Sandra Lloyd, recent Puritan author, discusses her poem “Inclined to Moon” from Issue XX: Winter 2013. Click on the link to read (and listen to!) the poem.
“Inclined to Moon” is a literal and incidental take on the shocking effect of seeing the moon, very large at the horizon, early one morning. Although the moon did feel noteworthy, there have been countless poems written about our satellite planet. And so I was absolutely not going to write a moon poem—it seemed foolish to try.
That said, it was a shared experience and I sensed a similar wordlessness in an eloquent friend. It was this ‘silencing’ phenomenon that stayed with me. Soon after, I heard poet John Terpstra mention this same lunar run-in, and together we wondered at how it felt as if we should say something, as if the moon was begging us to do so. However, rather than get all moony about the moon, I decided to write a poem about my reluctance, the human tendency to ‘scrapbook’ impressive or intoxicating moments, and the obvious inadequacy of language to characterize such memorable experiences.

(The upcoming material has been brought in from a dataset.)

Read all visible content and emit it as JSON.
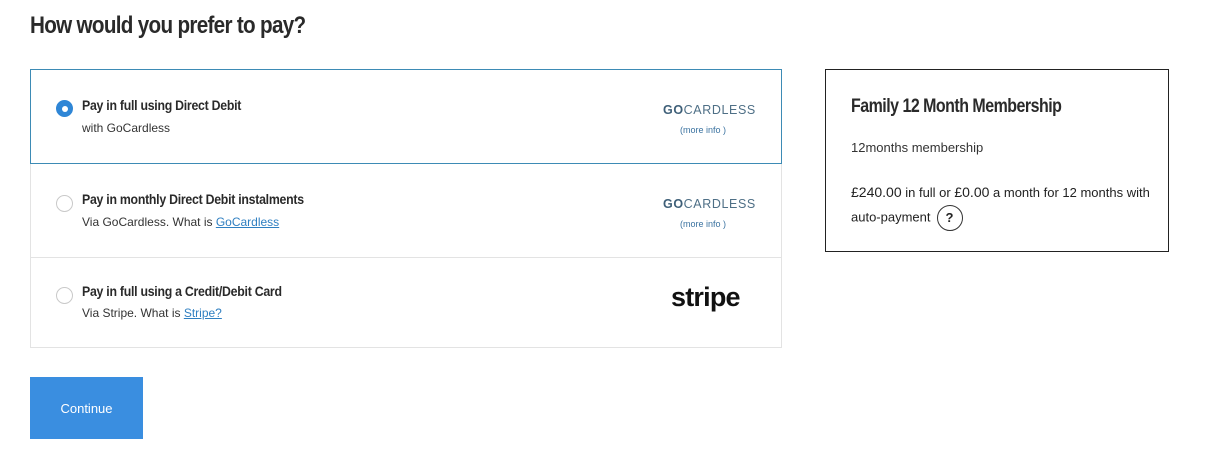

Sandra Lloyd received a Bachelor of Science degree from U of T, a Nursing Diploma from Humber College, and is currently pursuing a Masters in Creative Writing at U of T. Her prose and poetry have appeared in publications including The Antigonish Review, The Windsor Review, and Other Voices. She received a literary prize from MSVU in Halifax, served on the advisory board for McMaster University’s Main Street Anthology and is a member of the Hamilton Poetry Centre.